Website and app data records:
=== Section Start ===
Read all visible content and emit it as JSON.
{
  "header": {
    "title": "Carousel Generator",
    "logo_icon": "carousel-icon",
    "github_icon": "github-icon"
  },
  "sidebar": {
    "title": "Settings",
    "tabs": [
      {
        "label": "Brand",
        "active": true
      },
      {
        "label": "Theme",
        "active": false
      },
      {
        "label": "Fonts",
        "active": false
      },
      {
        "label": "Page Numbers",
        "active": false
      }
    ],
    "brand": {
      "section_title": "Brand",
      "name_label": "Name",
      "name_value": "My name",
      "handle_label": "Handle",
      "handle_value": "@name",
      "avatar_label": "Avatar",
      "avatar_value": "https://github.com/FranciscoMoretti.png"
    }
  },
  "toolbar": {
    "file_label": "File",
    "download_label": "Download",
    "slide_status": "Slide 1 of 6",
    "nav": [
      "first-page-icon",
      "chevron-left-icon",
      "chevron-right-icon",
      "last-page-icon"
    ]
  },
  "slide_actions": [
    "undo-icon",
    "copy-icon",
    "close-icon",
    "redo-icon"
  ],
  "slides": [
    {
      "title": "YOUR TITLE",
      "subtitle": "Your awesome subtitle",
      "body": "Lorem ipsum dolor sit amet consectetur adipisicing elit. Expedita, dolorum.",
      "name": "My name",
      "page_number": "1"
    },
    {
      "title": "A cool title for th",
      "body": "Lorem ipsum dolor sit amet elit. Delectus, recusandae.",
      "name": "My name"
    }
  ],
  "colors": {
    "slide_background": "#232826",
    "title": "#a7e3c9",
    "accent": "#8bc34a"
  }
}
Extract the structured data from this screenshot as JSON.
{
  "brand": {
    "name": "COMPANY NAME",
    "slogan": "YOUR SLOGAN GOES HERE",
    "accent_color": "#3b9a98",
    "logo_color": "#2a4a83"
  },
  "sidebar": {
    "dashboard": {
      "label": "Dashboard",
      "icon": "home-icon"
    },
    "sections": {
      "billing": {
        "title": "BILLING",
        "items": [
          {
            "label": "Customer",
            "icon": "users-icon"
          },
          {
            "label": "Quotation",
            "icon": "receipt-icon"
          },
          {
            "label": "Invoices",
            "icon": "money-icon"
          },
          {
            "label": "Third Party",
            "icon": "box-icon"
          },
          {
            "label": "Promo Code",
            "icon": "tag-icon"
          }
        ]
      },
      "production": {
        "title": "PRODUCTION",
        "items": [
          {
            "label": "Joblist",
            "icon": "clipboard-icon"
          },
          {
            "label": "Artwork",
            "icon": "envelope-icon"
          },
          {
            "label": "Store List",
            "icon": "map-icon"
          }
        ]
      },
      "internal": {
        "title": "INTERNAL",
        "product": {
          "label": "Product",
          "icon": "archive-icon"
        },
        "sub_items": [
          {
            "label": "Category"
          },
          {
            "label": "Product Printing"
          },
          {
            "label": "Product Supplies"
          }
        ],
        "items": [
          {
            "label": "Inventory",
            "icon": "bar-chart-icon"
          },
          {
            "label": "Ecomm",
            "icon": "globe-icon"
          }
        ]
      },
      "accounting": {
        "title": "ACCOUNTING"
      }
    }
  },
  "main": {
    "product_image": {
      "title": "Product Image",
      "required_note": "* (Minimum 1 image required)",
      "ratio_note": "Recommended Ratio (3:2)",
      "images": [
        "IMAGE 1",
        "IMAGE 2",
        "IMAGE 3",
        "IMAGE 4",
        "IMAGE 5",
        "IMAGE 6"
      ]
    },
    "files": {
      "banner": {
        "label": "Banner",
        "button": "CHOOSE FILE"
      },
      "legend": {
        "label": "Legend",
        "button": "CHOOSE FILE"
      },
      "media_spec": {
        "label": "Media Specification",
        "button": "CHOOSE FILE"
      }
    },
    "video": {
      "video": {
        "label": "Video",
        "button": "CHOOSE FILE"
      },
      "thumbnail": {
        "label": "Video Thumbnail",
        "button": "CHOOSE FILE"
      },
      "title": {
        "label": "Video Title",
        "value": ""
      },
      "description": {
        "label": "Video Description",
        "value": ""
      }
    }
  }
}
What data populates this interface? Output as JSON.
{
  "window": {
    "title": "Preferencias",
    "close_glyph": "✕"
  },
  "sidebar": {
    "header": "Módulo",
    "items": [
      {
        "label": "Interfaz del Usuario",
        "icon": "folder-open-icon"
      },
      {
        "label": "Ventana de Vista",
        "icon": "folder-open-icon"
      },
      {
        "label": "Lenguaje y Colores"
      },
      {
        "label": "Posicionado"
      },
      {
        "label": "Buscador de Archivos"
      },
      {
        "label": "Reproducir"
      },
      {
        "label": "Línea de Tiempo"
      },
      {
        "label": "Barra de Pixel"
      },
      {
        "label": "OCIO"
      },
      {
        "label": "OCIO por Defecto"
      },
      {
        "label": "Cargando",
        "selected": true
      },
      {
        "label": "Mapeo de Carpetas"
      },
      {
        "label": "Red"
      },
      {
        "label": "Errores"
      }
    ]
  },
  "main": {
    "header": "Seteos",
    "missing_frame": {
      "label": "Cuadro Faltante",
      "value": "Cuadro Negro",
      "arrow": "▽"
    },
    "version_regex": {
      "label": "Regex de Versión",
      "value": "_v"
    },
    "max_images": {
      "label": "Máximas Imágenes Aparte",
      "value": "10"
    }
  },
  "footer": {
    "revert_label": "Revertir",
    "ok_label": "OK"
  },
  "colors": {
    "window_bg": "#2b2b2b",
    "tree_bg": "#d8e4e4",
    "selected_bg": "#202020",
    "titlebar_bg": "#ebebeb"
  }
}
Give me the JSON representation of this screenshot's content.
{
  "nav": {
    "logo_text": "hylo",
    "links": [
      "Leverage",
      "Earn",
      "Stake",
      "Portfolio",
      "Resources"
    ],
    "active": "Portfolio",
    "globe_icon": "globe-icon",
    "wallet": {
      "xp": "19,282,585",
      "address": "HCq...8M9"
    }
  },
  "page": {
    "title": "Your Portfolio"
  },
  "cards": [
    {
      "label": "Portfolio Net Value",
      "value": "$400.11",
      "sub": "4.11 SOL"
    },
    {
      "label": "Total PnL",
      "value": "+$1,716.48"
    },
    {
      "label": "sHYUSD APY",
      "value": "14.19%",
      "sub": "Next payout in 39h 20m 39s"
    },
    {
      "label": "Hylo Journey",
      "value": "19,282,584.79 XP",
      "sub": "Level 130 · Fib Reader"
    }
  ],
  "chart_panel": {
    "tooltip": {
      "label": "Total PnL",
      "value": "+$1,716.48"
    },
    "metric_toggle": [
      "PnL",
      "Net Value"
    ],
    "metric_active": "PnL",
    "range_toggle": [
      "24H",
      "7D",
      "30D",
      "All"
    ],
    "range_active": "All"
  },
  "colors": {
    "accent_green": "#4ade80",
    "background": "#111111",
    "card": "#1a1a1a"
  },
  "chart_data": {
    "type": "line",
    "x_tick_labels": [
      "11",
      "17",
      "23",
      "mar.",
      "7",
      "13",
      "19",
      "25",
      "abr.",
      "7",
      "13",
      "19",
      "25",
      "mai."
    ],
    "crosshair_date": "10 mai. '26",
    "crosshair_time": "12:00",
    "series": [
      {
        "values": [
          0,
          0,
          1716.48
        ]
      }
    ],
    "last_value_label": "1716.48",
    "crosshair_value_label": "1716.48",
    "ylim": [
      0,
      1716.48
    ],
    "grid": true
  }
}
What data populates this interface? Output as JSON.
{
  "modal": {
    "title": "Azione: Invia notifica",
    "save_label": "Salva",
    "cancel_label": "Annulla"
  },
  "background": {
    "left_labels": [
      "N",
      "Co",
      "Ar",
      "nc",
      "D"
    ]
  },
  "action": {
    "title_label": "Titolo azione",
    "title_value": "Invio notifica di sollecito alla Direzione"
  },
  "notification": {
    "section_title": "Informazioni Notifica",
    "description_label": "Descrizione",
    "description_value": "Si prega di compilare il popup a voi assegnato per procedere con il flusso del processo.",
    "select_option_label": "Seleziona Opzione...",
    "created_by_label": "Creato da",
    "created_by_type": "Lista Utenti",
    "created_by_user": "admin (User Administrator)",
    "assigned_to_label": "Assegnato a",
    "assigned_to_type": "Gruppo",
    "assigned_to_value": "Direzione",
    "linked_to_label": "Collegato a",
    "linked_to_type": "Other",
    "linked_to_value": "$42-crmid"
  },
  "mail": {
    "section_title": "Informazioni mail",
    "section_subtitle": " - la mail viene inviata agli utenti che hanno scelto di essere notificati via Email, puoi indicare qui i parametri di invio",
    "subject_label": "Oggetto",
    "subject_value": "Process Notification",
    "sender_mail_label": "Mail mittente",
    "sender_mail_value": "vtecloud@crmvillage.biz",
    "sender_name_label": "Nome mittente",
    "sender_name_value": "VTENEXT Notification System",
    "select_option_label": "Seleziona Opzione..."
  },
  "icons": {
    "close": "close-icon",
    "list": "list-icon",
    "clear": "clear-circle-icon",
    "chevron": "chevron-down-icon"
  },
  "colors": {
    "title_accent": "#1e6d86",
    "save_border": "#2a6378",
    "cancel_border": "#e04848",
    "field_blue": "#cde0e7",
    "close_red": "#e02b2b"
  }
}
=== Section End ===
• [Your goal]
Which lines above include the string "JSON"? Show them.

• [Response to this exercise]
Read all visible content and emit it as JSON.
Extract the structured data from this screenshot as JSON.
What data populates this interface? Output as JSON.
Give me the JSON representation of this screenshot's content.
What data populates this interface? Output as JSON.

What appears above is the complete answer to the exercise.